[About this exercise] In the copy, include no images. Reproduce the entries exactly.

======== Records for processing ========

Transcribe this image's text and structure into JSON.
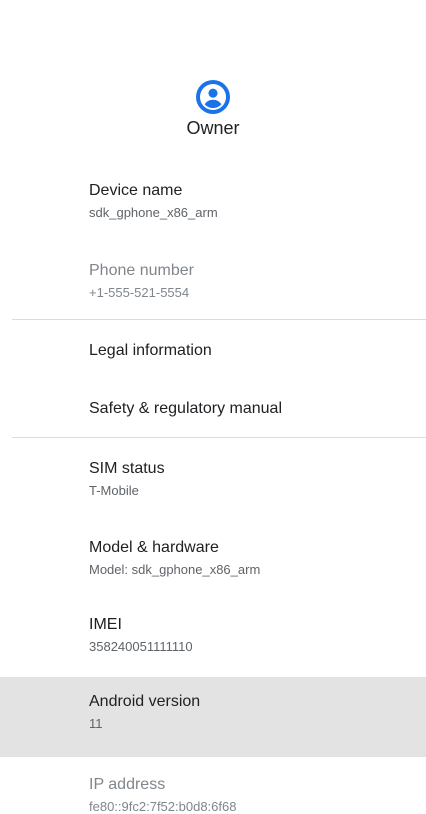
{
  "header": {
    "owner_label": "Owner",
    "avatar_icon": "account-circle-icon",
    "accent_color": "#1a73e8"
  },
  "items": [
    {
      "title": "Device name",
      "summary": "sdk_gphone_x86_arm"
    },
    {
      "title": "Phone number",
      "summary": "+1-555-521-5554"
    },
    {
      "title": "Legal information"
    },
    {
      "title": "Safety & regulatory manual"
    },
    {
      "title": "SIM status",
      "summary": "T-Mobile"
    },
    {
      "title": "Model & hardware",
      "summary": "Model: sdk_gphone_x86_arm"
    },
    {
      "title": "IMEI",
      "summary": "358240051111110"
    },
    {
      "title": "Android version",
      "summary": "11"
    },
    {
      "title": "IP address",
      "summary": "fe80::9fc2:7f52:b0d8:6f68"
    }
  ]
}
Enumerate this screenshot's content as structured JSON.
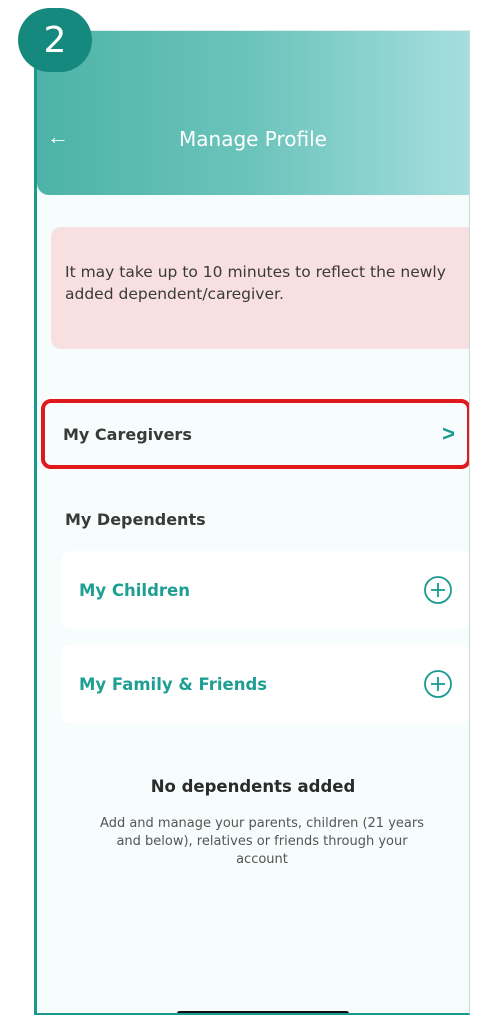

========

[Your solution]
Transcribe this image's text and structure into JSON.
{
  "header": {
    "owner_label": "Owner",
    "avatar_icon": "account-circle-icon",
    "accent_color": "#1a73e8"
  },
  "items": [
    {
      "title": "Device name",
      "summary": "sdk_gphone_x86_arm"
    },
    {
      "title": "Phone number",
      "summary": "+1-555-521-5554"
    },
    {
      "title": "Legal information"
    },
    {
      "title": "Safety & regulatory manual"
    },
    {
      "title": "SIM status",
      "summary": "T-Mobile"
    },
    {
      "title": "Model & hardware",
      "summary": "Model: sdk_gphone_x86_arm"
    },
    {
      "title": "IMEI",
      "summary": "358240051111110"
    },
    {
      "title": "Android version",
      "summary": "11"
    },
    {
      "title": "IP address",
      "summary": "fe80::9fc2:7f52:b0d8:6f68"
    }
  ]
}
Enumerate this screenshot's content as structured JSON.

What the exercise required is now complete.